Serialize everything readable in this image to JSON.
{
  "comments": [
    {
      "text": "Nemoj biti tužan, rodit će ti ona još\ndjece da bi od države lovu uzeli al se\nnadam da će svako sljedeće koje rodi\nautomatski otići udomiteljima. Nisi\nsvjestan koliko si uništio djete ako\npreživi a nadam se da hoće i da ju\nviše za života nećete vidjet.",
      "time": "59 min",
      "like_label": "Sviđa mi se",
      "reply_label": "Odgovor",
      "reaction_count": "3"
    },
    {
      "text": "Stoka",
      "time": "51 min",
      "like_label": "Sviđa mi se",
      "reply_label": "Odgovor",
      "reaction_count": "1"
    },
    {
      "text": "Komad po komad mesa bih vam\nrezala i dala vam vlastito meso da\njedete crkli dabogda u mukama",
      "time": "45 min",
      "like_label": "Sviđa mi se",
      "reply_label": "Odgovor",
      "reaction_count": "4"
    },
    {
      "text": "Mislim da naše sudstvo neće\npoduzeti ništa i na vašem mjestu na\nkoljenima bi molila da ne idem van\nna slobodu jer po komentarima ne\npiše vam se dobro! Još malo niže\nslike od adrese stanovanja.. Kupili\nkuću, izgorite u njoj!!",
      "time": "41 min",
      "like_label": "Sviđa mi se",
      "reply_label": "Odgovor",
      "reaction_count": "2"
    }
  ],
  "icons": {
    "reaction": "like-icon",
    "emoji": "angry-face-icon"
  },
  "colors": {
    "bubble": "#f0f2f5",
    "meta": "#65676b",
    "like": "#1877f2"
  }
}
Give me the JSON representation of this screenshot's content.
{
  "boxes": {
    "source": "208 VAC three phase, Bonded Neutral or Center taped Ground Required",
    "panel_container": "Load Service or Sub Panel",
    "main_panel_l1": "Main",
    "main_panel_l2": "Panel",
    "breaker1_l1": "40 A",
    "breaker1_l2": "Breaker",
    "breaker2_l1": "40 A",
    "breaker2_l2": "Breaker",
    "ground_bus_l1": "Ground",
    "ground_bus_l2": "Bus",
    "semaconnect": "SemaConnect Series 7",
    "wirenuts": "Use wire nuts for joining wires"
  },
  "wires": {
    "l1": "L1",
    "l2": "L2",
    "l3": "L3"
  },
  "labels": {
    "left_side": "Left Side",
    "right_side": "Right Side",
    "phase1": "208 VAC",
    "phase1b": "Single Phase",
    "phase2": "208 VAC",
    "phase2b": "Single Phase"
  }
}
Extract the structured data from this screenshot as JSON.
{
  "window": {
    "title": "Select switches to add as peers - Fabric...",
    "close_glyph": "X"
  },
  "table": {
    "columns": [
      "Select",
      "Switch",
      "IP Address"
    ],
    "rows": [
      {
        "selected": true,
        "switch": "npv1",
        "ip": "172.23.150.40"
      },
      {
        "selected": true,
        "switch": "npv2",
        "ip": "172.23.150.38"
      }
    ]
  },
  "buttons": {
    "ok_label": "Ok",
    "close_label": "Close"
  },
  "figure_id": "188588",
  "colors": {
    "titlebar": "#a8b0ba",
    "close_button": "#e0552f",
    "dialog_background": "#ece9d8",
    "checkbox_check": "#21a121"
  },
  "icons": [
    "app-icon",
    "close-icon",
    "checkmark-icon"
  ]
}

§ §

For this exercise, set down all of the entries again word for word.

Serialize everything readable in this image to JSON.
{
  "comments": [
    {
      "text": "Nemoj biti tužan, rodit će ti ona još\ndjece da bi od države lovu uzeli al se\nnadam da će svako sljedeće koje rodi\nautomatski otići udomiteljima. Nisi\nsvjestan koliko si uništio djete ako\npreživi a nadam se da hoće i da ju\nviše za života nećete vidjet.",
      "time": "59 min",
      "like_label": "Sviđa mi se",
      "reply_label": "Odgovor",
      "reaction_count": "3"
    },
    {
      "text": "Stoka",
      "time": "51 min",
      "like_label": "Sviđa mi se",
      "reply_label": "Odgovor",
      "reaction_count": "1"
    },
    {
      "text": "Komad po komad mesa bih vam\nrezala i dala vam vlastito meso da\njedete crkli dabogda u mukama",
      "time": "45 min",
      "like_label": "Sviđa mi se",
      "reply_label": "Odgovor",
      "reaction_count": "4"
    },
    {
      "text": "Mislim da naše sudstvo neće\npoduzeti ništa i na vašem mjestu na\nkoljenima bi molila da ne idem van\nna slobodu jer po komentarima ne\npiše vam se dobro! Još malo niže\nslike od adrese stanovanja.. Kupili\nkuću, izgorite u njoj!!",
      "time": "41 min",
      "like_label": "Sviđa mi se",
      "reply_label": "Odgovor",
      "reaction_count": "2"
    }
  ],
  "icons": {
    "reaction": "like-icon",
    "emoji": "angry-face-icon"
  },
  "colors": {
    "bubble": "#f0f2f5",
    "meta": "#65676b",
    "like": "#1877f2"
  }
}
Give me the JSON representation of this screenshot's content.
{
  "boxes": {
    "source": "208 VAC three phase, Bonded Neutral or Center taped Ground Required",
    "panel_container": "Load Service or Sub Panel",
    "main_panel_l1": "Main",
    "main_panel_l2": "Panel",
    "breaker1_l1": "40 A",
    "breaker1_l2": "Breaker",
    "breaker2_l1": "40 A",
    "breaker2_l2": "Breaker",
    "ground_bus_l1": "Ground",
    "ground_bus_l2": "Bus",
    "semaconnect": "SemaConnect Series 7",
    "wirenuts": "Use wire nuts for joining wires"
  },
  "wires": {
    "l1": "L1",
    "l2": "L2",
    "l3": "L3"
  },
  "labels": {
    "left_side": "Left Side",
    "right_side": "Right Side",
    "phase1": "208 VAC",
    "phase1b": "Single Phase",
    "phase2": "208 VAC",
    "phase2b": "Single Phase"
  }
}
Extract the structured data from this screenshot as JSON.
{
  "window": {
    "title": "Select switches to add as peers - Fabric...",
    "close_glyph": "X"
  },
  "table": {
    "columns": [
      "Select",
      "Switch",
      "IP Address"
    ],
    "rows": [
      {
        "selected": true,
        "switch": "npv1",
        "ip": "172.23.150.40"
      },
      {
        "selected": true,
        "switch": "npv2",
        "ip": "172.23.150.38"
      }
    ]
  },
  "buttons": {
    "ok_label": "Ok",
    "close_label": "Close"
  },
  "figure_id": "188588",
  "colors": {
    "titlebar": "#a8b0ba",
    "close_button": "#e0552f",
    "dialog_background": "#ece9d8",
    "checkbox_check": "#21a121"
  },
  "icons": [
    "app-icon",
    "close-icon",
    "checkmark-icon"
  ]
}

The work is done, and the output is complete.